Tuesday, December 17, 2013
Black Friday, Cyber Monday, After-Christmas Sales: All Marketing Coups
I’ve never shopped Black Friday sales. For more than a decade, I prepared a Thanksgiving meal, packed it to-go, drove 2 ½ hours across a turnpike, heated everything, served it all, cleaned my mom’s kitchen, packed leftovers for family members, and drove another 2 ½ hours to sleep in my own bed. The day after Thanksgiving was my day to give thanks for peace, quiet, rest, and leftovers.
I also never felt motivated to go forth into crowds competing for two televisions on sale. I knew myself to be susceptible to impulses so I stayed home. I also learned to expect great sales for a wide array of merchandise year-round in every city and most villages. From the global marketplace, I learned that anyone anywhere can buy local, domestic, and international, especially if using the Internet.
So many choices, so much competition online appealed to me so I logged on before and after work for Cyber Monday—except now, I don't need to wait for one particular day. Now, I can choose between Cyber Black Fridays and Black Friday previews and Black Friday on Thursday or Wednesday and well into December. So now I shop when I need to shop. Lately that’s September and October so I can spread the cost and make Christmas a guilt-free festival.
But there are even better reasons not to fall for Black Friday or Cyber Mondays or after-Christmas sales. They are as manipulative as any other bait to fish for consumers.
First, not all Black Friday sale items are much of a sale. According to NerdWallet, an online site about money matters, one Black Friday deal offered a KitchenAid Classic Plus Stand mixer for $199, about $30 under the regular price at most stores. Target beat that price 20 days earlier, offering the same mixer on November 8, 2013 for $183.99. If the consumer had bought earlier from Target, his savings would have been $46 instead of $30.
In addition, caveat emptor--Let the buyer beware! Buyers should not assume that everything in a Dollar General or Wal-Mart or Costco is available at the lowest price anywhere. Some items are great buys, but many are priced exactly the same or higher than at other stores. Smartphone apps are marvelous inventions, and one of them will let you know if the price you’re about to pay is the best price.

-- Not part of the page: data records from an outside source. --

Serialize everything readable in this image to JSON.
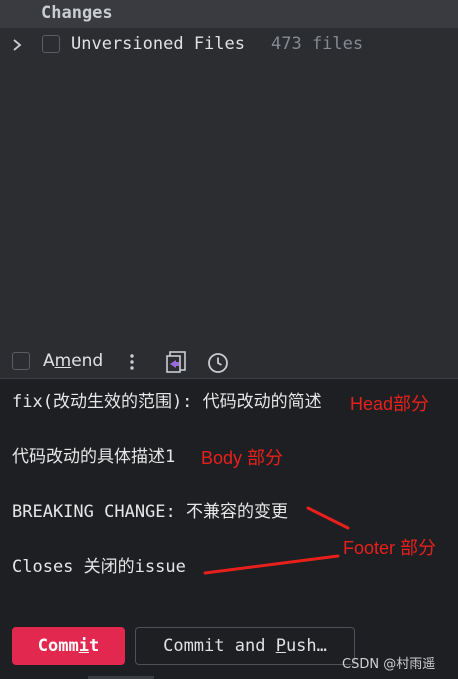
{
  "changes": {
    "header": "Changes",
    "unversioned": {
      "label": "Unversioned Files",
      "count": "473 files"
    }
  },
  "toolbar": {
    "amend_prefix": "A",
    "amend_mnemonic": "m",
    "amend_suffix": "end"
  },
  "message": {
    "head": "fix(改动生效的范围): 代码改动的简述",
    "body": "代码改动的具体描述1",
    "breaking": "BREAKING CHANGE: 不兼容的变更",
    "closes": "Closes 关闭的issue"
  },
  "annotations": {
    "head": "Head部分",
    "body": "Body 部分",
    "footer": "Footer 部分",
    "color": "#e8201c"
  },
  "buttons": {
    "commit_prefix": "Comm",
    "commit_mnemonic": "i",
    "commit_suffix": "t",
    "push_prefix": "Commit and ",
    "push_mnemonic": "P",
    "push_suffix": "ush…"
  },
  "watermark": "CSDN @村雨遥",
  "colors": {
    "accent": "#e3284f",
    "panel_bg": "#2b2d30",
    "editor_bg": "#1e1f22"
  },
  "icons": [
    "chevron-right-icon",
    "kebab-menu-icon",
    "diff-icon",
    "history-clock-icon"
  ]
}
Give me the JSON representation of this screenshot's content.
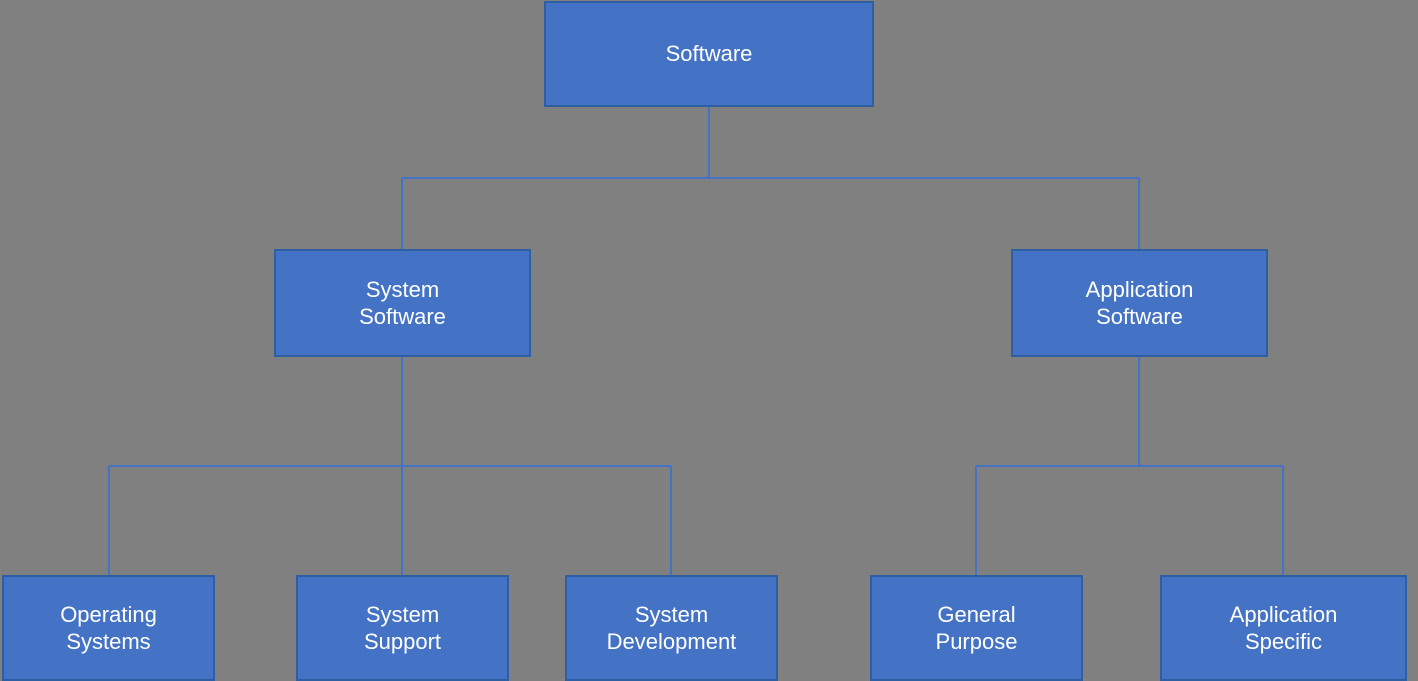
{
  "nodes": {
    "software": {
      "label": "Software"
    },
    "system_software": {
      "label": "System\nSoftware"
    },
    "application_software": {
      "label": "Application\nSoftware"
    },
    "operating_systems": {
      "label": "Operating\nSystems"
    },
    "system_support": {
      "label": "System\nSupport"
    },
    "system_development": {
      "label": "System\nDevelopment"
    },
    "general_purpose": {
      "label": "General\nPurpose"
    },
    "application_specific": {
      "label": "Application\nSpecific"
    }
  },
  "colors": {
    "box_fill": "#4472C4",
    "box_border": "#2E5FA3",
    "box_text": "#ffffff",
    "connector": "#4472C4",
    "background": "#808080"
  }
}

If this is standard marketing procedure, it stands to reason that some Black Friday deals are not bargains after all. NerdWallet also reports that “many items advertised on Black Friday [sold] for prices that consumers could have obtained … as far back as last year." Furthermore, The Wall Street Journal declares: “Attention Black Friday shoppers: You’re probably wasting your time," adding that most items advertised for Black Friday are available for the sale price or even less at other times throughout the year, including the holiday shopping season post-Black Friday.
Furthermore, some workers will have a few more hours to indulge in turkey, dressing, family quarrels, and football. As sellers attempt to one-up each other, sales begin earlier and earlier so those workers have no holiday, one declared in honor of our roots--although the true story of our roots little resembles the one taught to school children featuring turkeys, Pilgrims, and Native Americans.
If sellers make the holiday null and void by opening their doors earlier and earlier, then no proclamation will save it. Soon no one will expect any store to be closed on Thanksgiving. Restaurants will follow. They will recognize the value in weary shoppers in need of sustenance. Then homemakers, Domestic Gods and Goddesses, and weary grandparents will realize that the Roast Beast need not be the day’s labor in homes across the land when professionals can slather gravy and cranberry sauce for us all. Thanksgiving might transition into just another day, observed by some and barely noticed by others.
But, perhaps most important, those workers upon whom we depend for our delight, those football players near and far, concussed and clear-headed, will have lost a key factor in their contracts: extra-duty pay for playing on holidays. America will never stand for it! We want our football, endless, endless football, sometimes better than any tryptophan-ed turkey in lulling us into insensibility, sometimes better than the best cardio workout.
So dear shoppers and couch-athletes, resist the call of one-day sales such as Black Friday! Stay home. Feast and indulge. We’ll all be better for it.